Chris Goddard, designer and principal of Goddard Design Group in Springdale, is one of eight contestants on HGTV’s “Design Star: Next Gen.” After three decades of design work, Goddard’s known in the Northwest Arkansas area as much for his personal aesthetic (Goddard spoke in a TV broadcast this year about a return to “comfort and quality,” sporting red plaid and royal blue glasses frames against a gold and crimson Oriental folding screen) as he is for being able to shape the look of a space in his clients’ image. Now, he’s taking that balancing act to the six-episode reality competition series for a chance at $50,000 and his own TV show. Inspired by the original “Design Star,” “Next Gen” features dancer/influencer Allison Holker Boss as host; renowned interior designer Jonathan Adler as head judge; and cameos from a handful of celebrity guests. All six episodes are available on Discovery’s streaming service, discovery+. The finale airs March 31 with Goddard in the final grouping.
You’re an established designer, you’ve been doing this for 30 years, you work all over the world, but the other people on the show were a bunch of young upstarts. How was that?
It was a little tricky at first because, you know, we walked into this blind. When they called at the beginning of the pandemic, I was like, sure, that sounds great. So we went to spend a month and a half in California in this wonderful, safe bubble of design and creativity. I was like, sign me up! And then I got there and kind of panicked like, “Oh, my God, I actually have to do this! And people are watching, and everybody here is so much younger.” You know, when I started my business, I taught myself how to do everything. When I’m dealing with contractors and people, I know what they’re talking about, and we can speak the same language. But I haven’t done that in years because my firm is so big that most of my time is spent designing and managing and being creative. But it’s funny because your fight-or-flight kicks in, and all that stuff from my 20s came right back to me. It’s funny how you never forget that.
One thing that impressed me so much is that here you are with all this experience and this global brand, but you came into the show with such modesty and humility.
My big deal is that we’re always growing and we’re always learning, and the reason I am successful is because I surround myself with people who can teach me things. … The only way to evolve is to educate yourself and be open. That was another big reason I went on the show. The design industry can be a little snobby, and I wanted to kind of break the image of that. I wanted to show that no matter how successful you are, you can get down and get dirty and paint and do whatever. You know, at the end of the day, none of us is too good to do any of that. So I think it’s really important to show it. No matter what age you are, you can do anything. No matter where you are in your career, you can’t forget where you came from.
That sounds like a sound strategy for remaining successful and relevant.
The biggest problem you can have is to get in a rut. I always tell people — when I give talks or when we bring in new designers or interns — if you’re doing the same thing you were doing three years ago, you’re doing something wrong. And if you have one look or one style, you’re not going to make it very long. Your taste can evolve as long as your brand is the same, and mine is quality and timeless elegance. So I believe you should invest in a few quality things a year and build a home over time. Rooms need to look like they’ve evolved over time, not overnight.

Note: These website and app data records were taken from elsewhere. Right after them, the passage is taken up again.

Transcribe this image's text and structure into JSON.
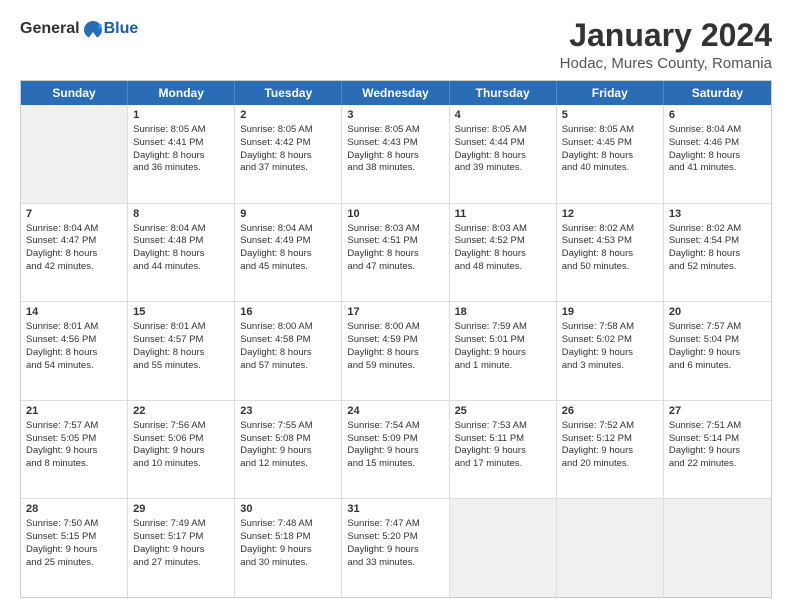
{
  "logo": {
    "general": "General",
    "blue": "Blue"
  },
  "title": "January 2024",
  "subtitle": "Hodac, Mures County, Romania",
  "days": [
    "Sunday",
    "Monday",
    "Tuesday",
    "Wednesday",
    "Thursday",
    "Friday",
    "Saturday"
  ],
  "rows": [
    [
      {
        "day": "",
        "empty": true
      },
      {
        "day": "1",
        "line1": "Sunrise: 8:05 AM",
        "line2": "Sunset: 4:41 PM",
        "line3": "Daylight: 8 hours",
        "line4": "and 36 minutes."
      },
      {
        "day": "2",
        "line1": "Sunrise: 8:05 AM",
        "line2": "Sunset: 4:42 PM",
        "line3": "Daylight: 8 hours",
        "line4": "and 37 minutes."
      },
      {
        "day": "3",
        "line1": "Sunrise: 8:05 AM",
        "line2": "Sunset: 4:43 PM",
        "line3": "Daylight: 8 hours",
        "line4": "and 38 minutes."
      },
      {
        "day": "4",
        "line1": "Sunrise: 8:05 AM",
        "line2": "Sunset: 4:44 PM",
        "line3": "Daylight: 8 hours",
        "line4": "and 39 minutes."
      },
      {
        "day": "5",
        "line1": "Sunrise: 8:05 AM",
        "line2": "Sunset: 4:45 PM",
        "line3": "Daylight: 8 hours",
        "line4": "and 40 minutes."
      },
      {
        "day": "6",
        "line1": "Sunrise: 8:04 AM",
        "line2": "Sunset: 4:46 PM",
        "line3": "Daylight: 8 hours",
        "line4": "and 41 minutes."
      }
    ],
    [
      {
        "day": "7",
        "line1": "Sunrise: 8:04 AM",
        "line2": "Sunset: 4:47 PM",
        "line3": "Daylight: 8 hours",
        "line4": "and 42 minutes."
      },
      {
        "day": "8",
        "line1": "Sunrise: 8:04 AM",
        "line2": "Sunset: 4:48 PM",
        "line3": "Daylight: 8 hours",
        "line4": "and 44 minutes."
      },
      {
        "day": "9",
        "line1": "Sunrise: 8:04 AM",
        "line2": "Sunset: 4:49 PM",
        "line3": "Daylight: 8 hours",
        "line4": "and 45 minutes."
      },
      {
        "day": "10",
        "line1": "Sunrise: 8:03 AM",
        "line2": "Sunset: 4:51 PM",
        "line3": "Daylight: 8 hours",
        "line4": "and 47 minutes."
      },
      {
        "day": "11",
        "line1": "Sunrise: 8:03 AM",
        "line2": "Sunset: 4:52 PM",
        "line3": "Daylight: 8 hours",
        "line4": "and 48 minutes."
      },
      {
        "day": "12",
        "line1": "Sunrise: 8:02 AM",
        "line2": "Sunset: 4:53 PM",
        "line3": "Daylight: 8 hours",
        "line4": "and 50 minutes."
      },
      {
        "day": "13",
        "line1": "Sunrise: 8:02 AM",
        "line2": "Sunset: 4:54 PM",
        "line3": "Daylight: 8 hours",
        "line4": "and 52 minutes."
      }
    ],
    [
      {
        "day": "14",
        "line1": "Sunrise: 8:01 AM",
        "line2": "Sunset: 4:56 PM",
        "line3": "Daylight: 8 hours",
        "line4": "and 54 minutes."
      },
      {
        "day": "15",
        "line1": "Sunrise: 8:01 AM",
        "line2": "Sunset: 4:57 PM",
        "line3": "Daylight: 8 hours",
        "line4": "and 55 minutes."
      },
      {
        "day": "16",
        "line1": "Sunrise: 8:00 AM",
        "line2": "Sunset: 4:58 PM",
        "line3": "Daylight: 8 hours",
        "line4": "and 57 minutes."
      },
      {
        "day": "17",
        "line1": "Sunrise: 8:00 AM",
        "line2": "Sunset: 4:59 PM",
        "line3": "Daylight: 8 hours",
        "line4": "and 59 minutes."
      },
      {
        "day": "18",
        "line1": "Sunrise: 7:59 AM",
        "line2": "Sunset: 5:01 PM",
        "line3": "Daylight: 9 hours",
        "line4": "and 1 minute."
      },
      {
        "day": "19",
        "line1": "Sunrise: 7:58 AM",
        "line2": "Sunset: 5:02 PM",
        "line3": "Daylight: 9 hours",
        "line4": "and 3 minutes."
      },
      {
        "day": "20",
        "line1": "Sunrise: 7:57 AM",
        "line2": "Sunset: 5:04 PM",
        "line3": "Daylight: 9 hours",
        "line4": "and 6 minutes."
      }
    ],
    [
      {
        "day": "21",
        "line1": "Sunrise: 7:57 AM",
        "line2": "Sunset: 5:05 PM",
        "line3": "Daylight: 9 hours",
        "line4": "and 8 minutes."
      },
      {
        "day": "22",
        "line1": "Sunrise: 7:56 AM",
        "line2": "Sunset: 5:06 PM",
        "line3": "Daylight: 9 hours",
        "line4": "and 10 minutes."
      },
      {
        "day": "23",
        "line1": "Sunrise: 7:55 AM",
        "line2": "Sunset: 5:08 PM",
        "line3": "Daylight: 9 hours",
        "line4": "and 12 minutes."
      },
      {
        "day": "24",
        "line1": "Sunrise: 7:54 AM",
        "line2": "Sunset: 5:09 PM",
        "line3": "Daylight: 9 hours",
        "line4": "and 15 minutes."
      },
      {
        "day": "25",
        "line1": "Sunrise: 7:53 AM",
        "line2": "Sunset: 5:11 PM",
        "line3": "Daylight: 9 hours",
        "line4": "and 17 minutes."
      },
      {
        "day": "26",
        "line1": "Sunrise: 7:52 AM",
        "line2": "Sunset: 5:12 PM",
        "line3": "Daylight: 9 hours",
        "line4": "and 20 minutes."
      },
      {
        "day": "27",
        "line1": "Sunrise: 7:51 AM",
        "line2": "Sunset: 5:14 PM",
        "line3": "Daylight: 9 hours",
        "line4": "and 22 minutes."
      }
    ],
    [
      {
        "day": "28",
        "line1": "Sunrise: 7:50 AM",
        "line2": "Sunset: 5:15 PM",
        "line3": "Daylight: 9 hours",
        "line4": "and 25 minutes."
      },
      {
        "day": "29",
        "line1": "Sunrise: 7:49 AM",
        "line2": "Sunset: 5:17 PM",
        "line3": "Daylight: 9 hours",
        "line4": "and 27 minutes."
      },
      {
        "day": "30",
        "line1": "Sunrise: 7:48 AM",
        "line2": "Sunset: 5:18 PM",
        "line3": "Daylight: 9 hours",
        "line4": "and 30 minutes."
      },
      {
        "day": "31",
        "line1": "Sunrise: 7:47 AM",
        "line2": "Sunset: 5:20 PM",
        "line3": "Daylight: 9 hours",
        "line4": "and 33 minutes."
      },
      {
        "day": "",
        "empty": true
      },
      {
        "day": "",
        "empty": true
      },
      {
        "day": "",
        "empty": true
      }
    ]
  ]
}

You’ve said that, “The key to being a great designer is designing for your client and not yourself.” But it seems like some designers are more concerned with leaving their “stamp” on a project.
The biggest compliment I get is when someone comes in, and it looks like I was never there, and they say, “Wow, this room looks just like me.” … I’m creating their home. My stamp is creating something of quality, something that’s new and different.
I also read that, for instance, if you use a certain fabric, you’ll remove the swatch from the fabric catalog book so you never use it again.
We don’t ever do the same thing twice. We don’t use the same fabric or wall covering twice, which is really nice because you’re not replicating what your neighbor has. A lot of people think there’s safety in numbers, but why do you want to be like your neighbor? Why not be yourself?
This has worked for me for 30 years, so if it ain’t broke, don’t fix it. At this point, I just keep throwing things in there to have fun.
I was interested in something you said about clients not wanting their parents’ style, but their grandparents’. Can you explain?
I always find that nobody wants what their parents had. They want what their grandparents had. I think it’s because kids rebel against what they grow up with. We’ve all done it. And now I work for families where I’ve worked for three generations. And it’s funny because the youngest generation wants their homes to look like their grandparents’ homes because that’s where the best memories were. It’s the reason, for instance, that you’re seeing a return of brown furniture … and it was funny on the show because all the younger ones are obsessed with the ’80s. I realized that I’m now at the age where [the styles] from my childhood are trending again. It ebbs and flows. That’s just the cycle of design — and life.